Puck was an American humor and satire magazine in circulation from 1871-1918. Published in both English- and German-language editions, the magazine was founded in St. Louis, but moved to New York City within 5 years. Most issues were 32 pages in length. They included colored cartoons on the front page, and large political cartoons on the centerfold. Many well-known early cartoonists worked at Puck, including Rose O'Neill, Livingston Hopkins, Eugene Zimmerman, and Frederick Burr Opper.
Special Collections and Archives holds some complete issues of the magazine, and a separate collection of cartoons. Our holdings primarily date from the 1880s to the 1910s, spanning much of the Progressive Era in American politics, especially the presidencies of Democrat Grover Cleveland, and Republicans William McKinley, Teddy Roosevelt, and William Howard Taft.
Progressive politics primarily focused on social and political reform, especially the elimination of large political machines like Tammany Hall, the Democratic Party machine run by Boss Tweed in New York. While Progressives were members of the Republican party, and generally supported pro-business policies, they also worked to break corporate monopolies, support labor unions, end child labor, fight corruption in politics, and regulate financial markets.

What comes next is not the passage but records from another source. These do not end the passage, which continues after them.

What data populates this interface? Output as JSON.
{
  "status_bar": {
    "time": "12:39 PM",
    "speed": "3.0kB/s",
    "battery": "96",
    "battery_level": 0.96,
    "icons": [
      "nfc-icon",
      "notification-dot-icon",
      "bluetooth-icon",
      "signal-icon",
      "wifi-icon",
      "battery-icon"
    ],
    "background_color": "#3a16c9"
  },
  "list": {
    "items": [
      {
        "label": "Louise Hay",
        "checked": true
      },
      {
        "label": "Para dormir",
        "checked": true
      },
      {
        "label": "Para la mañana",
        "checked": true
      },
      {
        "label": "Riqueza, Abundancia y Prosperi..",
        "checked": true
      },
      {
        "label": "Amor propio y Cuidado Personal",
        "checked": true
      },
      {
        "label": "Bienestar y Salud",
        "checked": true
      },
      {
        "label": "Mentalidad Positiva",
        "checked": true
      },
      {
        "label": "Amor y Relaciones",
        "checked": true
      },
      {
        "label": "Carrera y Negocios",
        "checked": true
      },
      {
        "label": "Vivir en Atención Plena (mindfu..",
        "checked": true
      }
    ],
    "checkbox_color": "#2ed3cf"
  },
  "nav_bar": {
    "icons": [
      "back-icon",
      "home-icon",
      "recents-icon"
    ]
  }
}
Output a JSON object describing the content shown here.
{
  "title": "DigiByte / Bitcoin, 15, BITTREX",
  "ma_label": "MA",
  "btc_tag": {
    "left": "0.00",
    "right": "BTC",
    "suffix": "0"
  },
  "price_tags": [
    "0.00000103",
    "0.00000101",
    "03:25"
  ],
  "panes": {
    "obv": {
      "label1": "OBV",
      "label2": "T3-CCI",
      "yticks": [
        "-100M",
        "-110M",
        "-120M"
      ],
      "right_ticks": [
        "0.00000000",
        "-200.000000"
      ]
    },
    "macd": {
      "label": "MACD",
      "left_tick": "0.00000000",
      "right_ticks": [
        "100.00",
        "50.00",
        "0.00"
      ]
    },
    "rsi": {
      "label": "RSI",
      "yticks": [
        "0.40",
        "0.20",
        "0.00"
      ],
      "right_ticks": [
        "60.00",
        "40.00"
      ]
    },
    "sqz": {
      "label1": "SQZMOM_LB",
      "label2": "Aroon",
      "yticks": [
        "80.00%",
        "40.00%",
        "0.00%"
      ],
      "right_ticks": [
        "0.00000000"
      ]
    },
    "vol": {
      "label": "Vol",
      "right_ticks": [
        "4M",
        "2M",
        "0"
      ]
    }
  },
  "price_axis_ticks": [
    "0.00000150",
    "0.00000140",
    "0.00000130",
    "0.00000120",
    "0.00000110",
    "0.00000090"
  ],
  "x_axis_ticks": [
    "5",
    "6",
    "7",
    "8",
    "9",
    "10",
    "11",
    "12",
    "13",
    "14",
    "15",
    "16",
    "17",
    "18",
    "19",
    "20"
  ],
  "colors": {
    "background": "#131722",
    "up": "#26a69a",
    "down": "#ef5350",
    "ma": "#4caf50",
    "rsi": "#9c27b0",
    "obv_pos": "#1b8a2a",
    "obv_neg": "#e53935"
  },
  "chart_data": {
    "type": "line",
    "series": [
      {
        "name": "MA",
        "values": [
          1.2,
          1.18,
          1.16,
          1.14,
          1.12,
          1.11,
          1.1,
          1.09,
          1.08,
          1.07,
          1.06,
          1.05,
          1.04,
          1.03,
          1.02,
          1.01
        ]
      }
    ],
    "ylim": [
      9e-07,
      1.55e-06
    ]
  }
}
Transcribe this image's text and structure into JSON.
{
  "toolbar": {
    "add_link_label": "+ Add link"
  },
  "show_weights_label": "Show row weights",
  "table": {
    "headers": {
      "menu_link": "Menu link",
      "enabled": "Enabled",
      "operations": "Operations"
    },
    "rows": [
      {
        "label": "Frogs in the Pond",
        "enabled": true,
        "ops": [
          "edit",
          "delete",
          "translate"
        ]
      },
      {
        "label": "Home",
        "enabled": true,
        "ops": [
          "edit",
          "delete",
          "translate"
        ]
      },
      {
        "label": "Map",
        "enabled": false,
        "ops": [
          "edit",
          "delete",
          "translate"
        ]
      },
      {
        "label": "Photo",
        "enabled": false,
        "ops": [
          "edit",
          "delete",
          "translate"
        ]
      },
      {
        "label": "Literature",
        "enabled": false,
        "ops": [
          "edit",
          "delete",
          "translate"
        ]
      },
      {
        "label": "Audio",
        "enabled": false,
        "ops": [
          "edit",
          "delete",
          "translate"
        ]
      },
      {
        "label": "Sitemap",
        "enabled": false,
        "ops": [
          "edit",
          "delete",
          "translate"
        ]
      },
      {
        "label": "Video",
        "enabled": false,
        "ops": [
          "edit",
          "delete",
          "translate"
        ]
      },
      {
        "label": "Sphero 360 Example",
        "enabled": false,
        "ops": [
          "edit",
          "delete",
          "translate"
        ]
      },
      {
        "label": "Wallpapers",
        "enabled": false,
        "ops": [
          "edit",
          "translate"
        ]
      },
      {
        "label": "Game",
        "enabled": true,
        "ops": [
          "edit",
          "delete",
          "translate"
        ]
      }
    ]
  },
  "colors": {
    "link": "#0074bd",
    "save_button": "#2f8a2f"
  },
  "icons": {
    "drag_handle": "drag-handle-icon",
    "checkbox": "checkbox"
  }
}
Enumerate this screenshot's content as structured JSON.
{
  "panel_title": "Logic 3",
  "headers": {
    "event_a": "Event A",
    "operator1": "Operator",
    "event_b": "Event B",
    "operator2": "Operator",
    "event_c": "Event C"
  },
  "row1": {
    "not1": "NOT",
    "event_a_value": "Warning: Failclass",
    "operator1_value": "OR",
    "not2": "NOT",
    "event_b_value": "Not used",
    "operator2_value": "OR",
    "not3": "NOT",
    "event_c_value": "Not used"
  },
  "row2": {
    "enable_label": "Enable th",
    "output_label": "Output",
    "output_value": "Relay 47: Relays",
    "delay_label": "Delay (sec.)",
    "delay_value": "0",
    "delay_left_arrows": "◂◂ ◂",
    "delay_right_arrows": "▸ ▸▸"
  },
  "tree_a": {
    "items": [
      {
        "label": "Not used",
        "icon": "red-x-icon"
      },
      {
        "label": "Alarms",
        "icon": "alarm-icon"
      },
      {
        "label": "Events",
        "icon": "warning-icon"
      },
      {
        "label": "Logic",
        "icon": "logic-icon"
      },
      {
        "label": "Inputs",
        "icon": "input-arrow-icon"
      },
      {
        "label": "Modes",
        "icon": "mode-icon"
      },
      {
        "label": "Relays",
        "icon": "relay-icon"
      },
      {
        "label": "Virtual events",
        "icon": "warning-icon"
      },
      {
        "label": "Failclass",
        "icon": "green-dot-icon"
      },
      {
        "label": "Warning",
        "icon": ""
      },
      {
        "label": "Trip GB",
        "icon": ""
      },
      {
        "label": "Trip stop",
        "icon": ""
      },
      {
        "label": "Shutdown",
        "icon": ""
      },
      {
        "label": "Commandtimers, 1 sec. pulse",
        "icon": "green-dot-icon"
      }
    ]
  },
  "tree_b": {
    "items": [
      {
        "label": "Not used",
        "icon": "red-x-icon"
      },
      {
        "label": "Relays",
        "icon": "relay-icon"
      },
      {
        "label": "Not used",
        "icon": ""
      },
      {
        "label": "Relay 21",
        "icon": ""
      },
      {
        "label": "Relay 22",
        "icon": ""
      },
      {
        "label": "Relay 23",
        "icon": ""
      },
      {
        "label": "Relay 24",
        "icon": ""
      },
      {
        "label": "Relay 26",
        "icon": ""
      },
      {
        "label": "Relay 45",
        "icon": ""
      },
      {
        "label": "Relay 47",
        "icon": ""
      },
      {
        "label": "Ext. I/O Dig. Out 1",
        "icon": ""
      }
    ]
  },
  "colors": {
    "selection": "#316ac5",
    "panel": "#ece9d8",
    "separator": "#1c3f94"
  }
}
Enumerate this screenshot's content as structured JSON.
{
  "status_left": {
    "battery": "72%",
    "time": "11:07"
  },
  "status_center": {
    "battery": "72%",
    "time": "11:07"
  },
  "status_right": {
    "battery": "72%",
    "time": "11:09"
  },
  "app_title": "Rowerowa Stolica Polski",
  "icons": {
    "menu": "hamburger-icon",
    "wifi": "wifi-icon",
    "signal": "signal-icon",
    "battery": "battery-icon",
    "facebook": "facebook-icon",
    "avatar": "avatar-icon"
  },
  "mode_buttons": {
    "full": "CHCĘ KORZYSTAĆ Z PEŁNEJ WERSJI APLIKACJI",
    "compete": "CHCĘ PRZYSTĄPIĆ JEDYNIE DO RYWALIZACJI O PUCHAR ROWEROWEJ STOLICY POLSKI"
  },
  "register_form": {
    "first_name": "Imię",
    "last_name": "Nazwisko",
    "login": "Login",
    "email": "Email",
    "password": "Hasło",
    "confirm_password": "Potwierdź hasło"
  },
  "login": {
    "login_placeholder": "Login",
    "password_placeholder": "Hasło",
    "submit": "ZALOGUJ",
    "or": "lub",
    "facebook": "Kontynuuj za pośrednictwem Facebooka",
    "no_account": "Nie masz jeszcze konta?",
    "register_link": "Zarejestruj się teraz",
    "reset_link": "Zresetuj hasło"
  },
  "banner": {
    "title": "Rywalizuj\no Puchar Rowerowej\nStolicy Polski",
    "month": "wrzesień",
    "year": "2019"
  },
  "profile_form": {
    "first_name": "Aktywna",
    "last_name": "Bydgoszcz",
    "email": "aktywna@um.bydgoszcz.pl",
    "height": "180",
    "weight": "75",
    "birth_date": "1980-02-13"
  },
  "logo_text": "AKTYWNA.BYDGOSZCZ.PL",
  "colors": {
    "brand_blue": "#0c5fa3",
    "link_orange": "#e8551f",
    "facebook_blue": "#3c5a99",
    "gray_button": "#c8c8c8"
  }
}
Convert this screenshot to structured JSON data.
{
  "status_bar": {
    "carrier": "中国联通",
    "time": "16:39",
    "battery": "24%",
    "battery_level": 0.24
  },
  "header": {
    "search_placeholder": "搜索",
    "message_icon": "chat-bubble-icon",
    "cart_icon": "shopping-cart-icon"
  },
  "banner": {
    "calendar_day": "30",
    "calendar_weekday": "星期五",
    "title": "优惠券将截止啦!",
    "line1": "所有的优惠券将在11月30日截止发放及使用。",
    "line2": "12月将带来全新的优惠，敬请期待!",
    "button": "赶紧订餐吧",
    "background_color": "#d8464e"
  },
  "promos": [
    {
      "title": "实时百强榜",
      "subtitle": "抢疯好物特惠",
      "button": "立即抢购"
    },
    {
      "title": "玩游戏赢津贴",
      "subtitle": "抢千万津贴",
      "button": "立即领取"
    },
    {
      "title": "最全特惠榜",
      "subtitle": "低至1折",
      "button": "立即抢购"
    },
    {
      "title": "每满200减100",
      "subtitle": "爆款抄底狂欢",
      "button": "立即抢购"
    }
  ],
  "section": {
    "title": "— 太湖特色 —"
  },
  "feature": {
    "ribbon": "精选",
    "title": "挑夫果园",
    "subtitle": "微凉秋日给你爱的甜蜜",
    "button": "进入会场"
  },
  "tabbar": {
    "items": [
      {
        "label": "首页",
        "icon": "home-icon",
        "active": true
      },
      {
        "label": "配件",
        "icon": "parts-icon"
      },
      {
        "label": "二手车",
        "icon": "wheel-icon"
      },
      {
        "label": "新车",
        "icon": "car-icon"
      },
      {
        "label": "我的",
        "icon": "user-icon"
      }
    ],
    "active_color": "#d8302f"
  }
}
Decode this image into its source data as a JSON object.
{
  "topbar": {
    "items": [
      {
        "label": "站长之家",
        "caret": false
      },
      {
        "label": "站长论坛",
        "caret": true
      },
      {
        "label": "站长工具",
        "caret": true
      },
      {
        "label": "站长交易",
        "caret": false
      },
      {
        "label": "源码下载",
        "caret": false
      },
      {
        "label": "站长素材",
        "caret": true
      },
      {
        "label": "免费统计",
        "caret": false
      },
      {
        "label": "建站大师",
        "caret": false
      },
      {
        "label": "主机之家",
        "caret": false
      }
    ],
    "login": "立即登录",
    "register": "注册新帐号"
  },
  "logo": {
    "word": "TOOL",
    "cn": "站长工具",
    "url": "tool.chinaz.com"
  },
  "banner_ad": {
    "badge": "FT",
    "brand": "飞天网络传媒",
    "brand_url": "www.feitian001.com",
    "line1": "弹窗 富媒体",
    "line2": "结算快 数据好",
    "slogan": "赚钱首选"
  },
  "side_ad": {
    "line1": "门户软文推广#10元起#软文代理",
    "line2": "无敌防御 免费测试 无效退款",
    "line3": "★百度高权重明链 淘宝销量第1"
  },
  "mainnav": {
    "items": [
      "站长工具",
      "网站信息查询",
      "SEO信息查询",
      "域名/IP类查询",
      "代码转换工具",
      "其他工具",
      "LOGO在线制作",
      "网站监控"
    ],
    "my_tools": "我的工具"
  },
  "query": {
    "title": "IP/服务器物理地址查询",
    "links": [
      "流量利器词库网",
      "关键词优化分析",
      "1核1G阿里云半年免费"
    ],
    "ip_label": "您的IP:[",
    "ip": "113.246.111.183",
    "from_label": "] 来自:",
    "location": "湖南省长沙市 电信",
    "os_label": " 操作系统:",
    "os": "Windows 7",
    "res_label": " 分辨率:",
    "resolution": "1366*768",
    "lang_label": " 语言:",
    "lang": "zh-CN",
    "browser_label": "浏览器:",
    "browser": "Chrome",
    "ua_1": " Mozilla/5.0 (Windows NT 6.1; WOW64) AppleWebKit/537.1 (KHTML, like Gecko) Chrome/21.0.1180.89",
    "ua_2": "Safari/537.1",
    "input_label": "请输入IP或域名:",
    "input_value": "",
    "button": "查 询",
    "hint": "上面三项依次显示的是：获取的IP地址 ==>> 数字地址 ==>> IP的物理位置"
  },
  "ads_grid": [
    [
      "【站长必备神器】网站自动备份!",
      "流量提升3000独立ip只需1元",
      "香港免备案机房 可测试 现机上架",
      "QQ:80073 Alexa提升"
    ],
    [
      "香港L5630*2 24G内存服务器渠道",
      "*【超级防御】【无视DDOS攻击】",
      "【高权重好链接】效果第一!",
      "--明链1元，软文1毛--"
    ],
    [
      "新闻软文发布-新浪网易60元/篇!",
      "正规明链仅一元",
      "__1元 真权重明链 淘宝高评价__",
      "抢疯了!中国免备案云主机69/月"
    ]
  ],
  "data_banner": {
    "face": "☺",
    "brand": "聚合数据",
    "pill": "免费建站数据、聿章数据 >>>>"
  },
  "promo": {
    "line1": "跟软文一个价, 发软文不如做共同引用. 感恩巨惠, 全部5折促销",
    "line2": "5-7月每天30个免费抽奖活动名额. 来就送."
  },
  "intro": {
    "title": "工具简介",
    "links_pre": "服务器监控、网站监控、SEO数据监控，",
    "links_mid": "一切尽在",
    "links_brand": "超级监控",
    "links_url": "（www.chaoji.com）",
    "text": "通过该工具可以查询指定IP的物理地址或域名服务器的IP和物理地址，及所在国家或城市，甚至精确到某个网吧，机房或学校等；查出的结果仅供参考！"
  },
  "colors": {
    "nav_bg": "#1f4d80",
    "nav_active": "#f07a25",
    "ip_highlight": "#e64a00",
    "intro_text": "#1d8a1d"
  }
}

Selected cartoons from Puck featured below skewer and satirize sitting presidents and presidential candidates, the police reform movement, corrupt politicians, and the partisan press. Irresponsible behavior by investors on Wall Street, the Interstate Commerce Commission's work to break trusts (especially John D. Rockefeller's Standard Oil Trust), and the decline of the American middle class in the early 20th century also figure prominently in many images. Other issues, including corporate and labor corruption in rebuilding San Francisco after the 1906 earthquake, and the United States' support for European interests during the Russo-Japanese War, are also featured.